Task instructions:
The answer is the full listing restated exactly, without any pictures.

━━ Source data ━━

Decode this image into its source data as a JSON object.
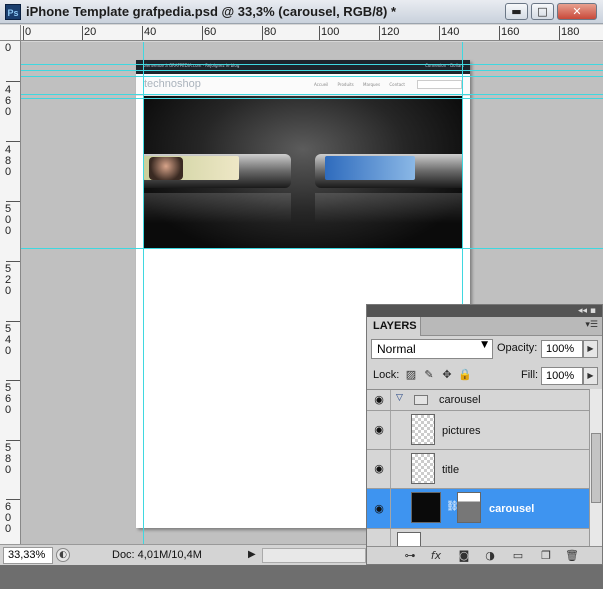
{
  "window": {
    "title": "iPhone Template grafpedia.psd @ 33,3% (carousel, RGB/8) *",
    "app_badge": "Ps"
  },
  "ruler": {
    "top_labels": [
      "0",
      "20",
      "40",
      "60",
      "80",
      "100",
      "120",
      "140",
      "160",
      "180"
    ],
    "left_labels": [
      "0",
      "4 6 0",
      "4 8 0",
      "5 0 0",
      "5 2 0",
      "5 4 0",
      "5 6 0",
      "5 8 0",
      "6 0 0"
    ]
  },
  "document": {
    "topbar_text": "bienvenue à GRAFPEDIA.com · Rejoignez le blog",
    "topbar_right": "Connexion · Dollars",
    "logo": "technoshop",
    "nav": "Accueil  Produits  Marques  Contact"
  },
  "status": {
    "zoom": "33,33%",
    "doc_size": "Doc: 4,01M/10,4M"
  },
  "layers_panel": {
    "tab": "LAYERS",
    "blend_mode": "Normal",
    "opacity_label": "Opacity:",
    "opacity": "100%",
    "lock_label": "Lock:",
    "fill_label": "Fill:",
    "fill": "100%",
    "layers": [
      {
        "name": "carousel",
        "kind": "group",
        "selected": false
      },
      {
        "name": "pictures",
        "kind": "layer",
        "selected": false
      },
      {
        "name": "title",
        "kind": "layer",
        "selected": false
      },
      {
        "name": "carousel",
        "kind": "masked-layer",
        "selected": true
      }
    ]
  },
  "colors": {
    "guide": "#3fd8e0",
    "selection": "#3e94f0",
    "canvas_bg": "#c0c0c0"
  },
  "icons": [
    "photoshop-icon",
    "minimize-icon",
    "maximize-icon",
    "close-icon",
    "eye-icon",
    "folder-icon",
    "link-icon",
    "fx-icon",
    "mask-icon",
    "adjustment-icon",
    "new-group-icon",
    "new-layer-icon",
    "trash-icon"
  ]
}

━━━

Exercise result:
Decode this image into its source data as a JSON object.
{
  "window": {
    "title": "iPhone Template grafpedia.psd @ 33,3% (carousel, RGB/8) *",
    "app_badge": "Ps"
  },
  "ruler": {
    "top_labels": [
      "0",
      "20",
      "40",
      "60",
      "80",
      "100",
      "120",
      "140",
      "160",
      "180"
    ],
    "left_labels": [
      "0",
      "4 6 0",
      "4 8 0",
      "5 0 0",
      "5 2 0",
      "5 4 0",
      "5 6 0",
      "5 8 0",
      "6 0 0"
    ]
  },
  "document": {
    "topbar_text": "bienvenue à GRAFPEDIA.com · Rejoignez le blog",
    "topbar_right": "Connexion · Dollars",
    "logo": "technoshop",
    "nav": "Accueil  Produits  Marques  Contact"
  },
  "status": {
    "zoom": "33,33%",
    "doc_size": "Doc: 4,01M/10,4M"
  },
  "layers_panel": {
    "tab": "LAYERS",
    "blend_mode": "Normal",
    "opacity_label": "Opacity:",
    "opacity": "100%",
    "lock_label": "Lock:",
    "fill_label": "Fill:",
    "fill": "100%",
    "layers": [
      {
        "name": "carousel",
        "kind": "group",
        "selected": false
      },
      {
        "name": "pictures",
        "kind": "layer",
        "selected": false
      },
      {
        "name": "title",
        "kind": "layer",
        "selected": false
      },
      {
        "name": "carousel",
        "kind": "masked-layer",
        "selected": true
      }
    ]
  },
  "colors": {
    "guide": "#3fd8e0",
    "selection": "#3e94f0",
    "canvas_bg": "#c0c0c0"
  },
  "icons": [
    "photoshop-icon",
    "minimize-icon",
    "maximize-icon",
    "close-icon",
    "eye-icon",
    "folder-icon",
    "link-icon",
    "fx-icon",
    "mask-icon",
    "adjustment-icon",
    "new-group-icon",
    "new-layer-icon",
    "trash-icon"
  ]
}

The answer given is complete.